PROBLEM TO WORK ON. Present an exact copy of each line below.

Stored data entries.

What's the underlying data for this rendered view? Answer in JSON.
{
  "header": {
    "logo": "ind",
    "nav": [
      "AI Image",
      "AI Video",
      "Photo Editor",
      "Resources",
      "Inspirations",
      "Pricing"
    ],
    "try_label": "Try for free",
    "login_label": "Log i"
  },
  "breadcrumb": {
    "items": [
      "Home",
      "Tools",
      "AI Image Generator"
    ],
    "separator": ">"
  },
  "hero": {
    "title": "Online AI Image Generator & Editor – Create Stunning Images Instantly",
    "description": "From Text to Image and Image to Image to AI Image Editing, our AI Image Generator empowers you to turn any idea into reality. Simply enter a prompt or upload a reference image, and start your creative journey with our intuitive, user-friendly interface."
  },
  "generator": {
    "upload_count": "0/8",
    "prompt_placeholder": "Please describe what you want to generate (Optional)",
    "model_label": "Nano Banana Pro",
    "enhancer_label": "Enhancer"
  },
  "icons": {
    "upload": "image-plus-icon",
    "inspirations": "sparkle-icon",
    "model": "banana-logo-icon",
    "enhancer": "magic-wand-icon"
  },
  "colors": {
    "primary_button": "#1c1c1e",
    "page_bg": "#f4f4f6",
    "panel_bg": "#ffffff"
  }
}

YOUR RESPONSE.
What's the underlying data for this rendered view? Answer in JSON.
{
  "header": {
    "logo": "ind",
    "nav": [
      "AI Image",
      "AI Video",
      "Photo Editor",
      "Resources",
      "Inspirations",
      "Pricing"
    ],
    "try_label": "Try for free",
    "login_label": "Log i"
  },
  "breadcrumb": {
    "items": [
      "Home",
      "Tools",
      "AI Image Generator"
    ],
    "separator": ">"
  },
  "hero": {
    "title": "Online AI Image Generator & Editor – Create Stunning Images Instantly",
    "description": "From Text to Image and Image to Image to AI Image Editing, our AI Image Generator empowers you to turn any idea into reality. Simply enter a prompt or upload a reference image, and start your creative journey with our intuitive, user-friendly interface."
  },
  "generator": {
    "upload_count": "0/8",
    "prompt_placeholder": "Please describe what you want to generate (Optional)",
    "model_label": "Nano Banana Pro",
    "enhancer_label": "Enhancer"
  },
  "icons": {
    "upload": "image-plus-icon",
    "inspirations": "sparkle-icon",
    "model": "banana-logo-icon",
    "enhancer": "magic-wand-icon"
  },
  "colors": {
    "primary_button": "#1c1c1e",
    "page_bg": "#f4f4f6",
    "panel_bg": "#ffffff"
  }
}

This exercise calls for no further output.